The game works by each player looking at their storybooks in tandem.  They all “basically” see the same frame on the same caption: note the numbers in the upper left of each picture.  So, players all turn (generally) to the same number and “see something”.  There are typically numbers on the picture which give you options: do you go to 55 or 77?  The players decide together and all turn to that caption.

What makes this different is that each player sees something “slightly” different. The Grey character is strong, so he might something that can be smashed, so he might see a different number hidden in the picture (43 is hidden in a wall).  That means he can do something the other characters can’t!  So, you decide as a team, do you want to do there? Does just one person go there?

You move through the story, picking up items and rubies.  You try to get the best score picking up as many gems as you can.


Solo Play Thoughts


This game reminded me a lot of Robit Riddle: I reviewed it about a year ago here and here.  It’s a story telling game which is much more text based.  It’s aimed at a younger audience.  The main difference was Crusoe Crew had more puzzles and much less reading: Crusoe Crew is a graphic novel!

I had the same problem with  Robit Riddle that I had with Crusoe Crew: I don’t think it works well with 1 player.   I am just flipping through pages by myself, just going through the motions.  I am looking forward to trying this with a group, because I think it will work much better!  Which is where Robit Riddle shined.

Inner Margins

I have a lot of Dungeons and Dragons Books.  My group just recently moved to D&D 5th Edition, but I was reminded of an issue that D&D 3.5 had that  Pathfinder fixed.

Top: Pathfinder Core Rulebook. Bottom: D&D 3.5 Player’s Handbook.

Look closely at the inner margins on the two books: Pathfinder has plenty of space, but the D&D 3.5 book has text smashed into the inner margins, so it’s hard to read!

Pathfinder: plenty of space to read!
D&D 3.5: text on inner edges is hard to read!

Unfortunately, Crusoe Crew has the same problem: it’s kind of hard to look at the pictures who are smashed into the inner margins of the book:

Hard to look at part close to spine!

It wasn’t a deal breaker by any means: I could see stuff I wanted, but I had to “force” the book open a little.  I am very worried this will cause the spine to crack and pages to fall out.  I am worried for the longevity of the books because to see things (“wait, is that caption 46?”) you have to kind of jam open the book.

The game still works, it’s just worrisome.  It’s also a little annoying and a surprising problem.

Thoughts For Now


So, this game has really great art.   Except for the margin issues, it’s easy to read the text in the book.  I wish the instructions had a little more info (What are those Icons in the picture above?  Nothing in the directions tells you that!  I supposed more plays will help me figure them out, but why have Icons if you explain them NO WHERE??), but in general it’s easy to jump right in.
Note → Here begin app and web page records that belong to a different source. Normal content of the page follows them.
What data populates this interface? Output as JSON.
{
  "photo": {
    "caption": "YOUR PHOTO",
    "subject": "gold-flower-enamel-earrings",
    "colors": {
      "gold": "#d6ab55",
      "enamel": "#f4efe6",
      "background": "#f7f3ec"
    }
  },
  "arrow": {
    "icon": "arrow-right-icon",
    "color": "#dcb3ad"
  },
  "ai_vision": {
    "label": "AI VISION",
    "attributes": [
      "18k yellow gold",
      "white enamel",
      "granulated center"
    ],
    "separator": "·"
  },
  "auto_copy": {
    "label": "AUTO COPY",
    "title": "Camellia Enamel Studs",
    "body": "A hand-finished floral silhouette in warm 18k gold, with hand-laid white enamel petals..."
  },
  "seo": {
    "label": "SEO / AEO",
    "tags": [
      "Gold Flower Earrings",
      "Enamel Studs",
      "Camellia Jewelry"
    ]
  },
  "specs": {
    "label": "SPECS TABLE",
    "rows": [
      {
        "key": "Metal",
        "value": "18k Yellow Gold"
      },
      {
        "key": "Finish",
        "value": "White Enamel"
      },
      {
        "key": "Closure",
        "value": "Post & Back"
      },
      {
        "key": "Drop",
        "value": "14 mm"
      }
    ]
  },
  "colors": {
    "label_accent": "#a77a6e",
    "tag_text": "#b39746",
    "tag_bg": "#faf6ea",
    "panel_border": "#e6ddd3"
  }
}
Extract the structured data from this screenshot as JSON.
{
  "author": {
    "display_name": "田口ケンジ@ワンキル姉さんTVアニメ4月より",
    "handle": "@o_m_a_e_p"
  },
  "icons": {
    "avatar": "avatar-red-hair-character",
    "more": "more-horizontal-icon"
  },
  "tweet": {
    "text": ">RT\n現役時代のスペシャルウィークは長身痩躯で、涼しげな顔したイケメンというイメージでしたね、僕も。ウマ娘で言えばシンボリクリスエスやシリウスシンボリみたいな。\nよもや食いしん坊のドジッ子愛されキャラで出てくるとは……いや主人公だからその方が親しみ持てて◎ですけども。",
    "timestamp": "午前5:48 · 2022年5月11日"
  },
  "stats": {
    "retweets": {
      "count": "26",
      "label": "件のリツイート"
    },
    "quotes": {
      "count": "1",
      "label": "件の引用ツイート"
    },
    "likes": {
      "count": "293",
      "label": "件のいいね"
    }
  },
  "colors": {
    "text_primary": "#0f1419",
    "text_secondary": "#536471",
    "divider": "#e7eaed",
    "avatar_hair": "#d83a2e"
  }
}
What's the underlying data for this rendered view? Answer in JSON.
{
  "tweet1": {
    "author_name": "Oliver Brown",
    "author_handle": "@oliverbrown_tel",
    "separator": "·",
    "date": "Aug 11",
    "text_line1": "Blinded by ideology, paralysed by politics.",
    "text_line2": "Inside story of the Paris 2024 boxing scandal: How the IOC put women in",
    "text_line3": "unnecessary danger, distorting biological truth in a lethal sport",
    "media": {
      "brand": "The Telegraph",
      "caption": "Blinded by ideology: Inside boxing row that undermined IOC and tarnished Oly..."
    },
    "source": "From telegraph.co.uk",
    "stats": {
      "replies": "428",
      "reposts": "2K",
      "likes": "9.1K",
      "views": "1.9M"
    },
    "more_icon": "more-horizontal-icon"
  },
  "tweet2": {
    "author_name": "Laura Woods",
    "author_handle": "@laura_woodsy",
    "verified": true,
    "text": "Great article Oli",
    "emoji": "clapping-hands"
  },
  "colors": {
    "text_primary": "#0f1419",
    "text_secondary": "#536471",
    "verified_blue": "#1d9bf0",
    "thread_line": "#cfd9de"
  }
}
I admit I am a little disappointed in a few aspects (margins, quality of binding, solo play, lacking instructions), but the art is really great and does really bring you into the game.  This game feels like Robit Riddle: I think it will shine at 2-4 players.  Stay Tuned for more plays.

3 thoughts on “Review of Crusoe Crew Part I: Unboxing and First Impressions

Leave a Reply

Fill in your details below or click an icon to log in: Logo

You are commenting using your account. Log Out /  Change )

Facebook photo

You are commenting using your Facebook account. Log Out /  Change )

Connecting to %s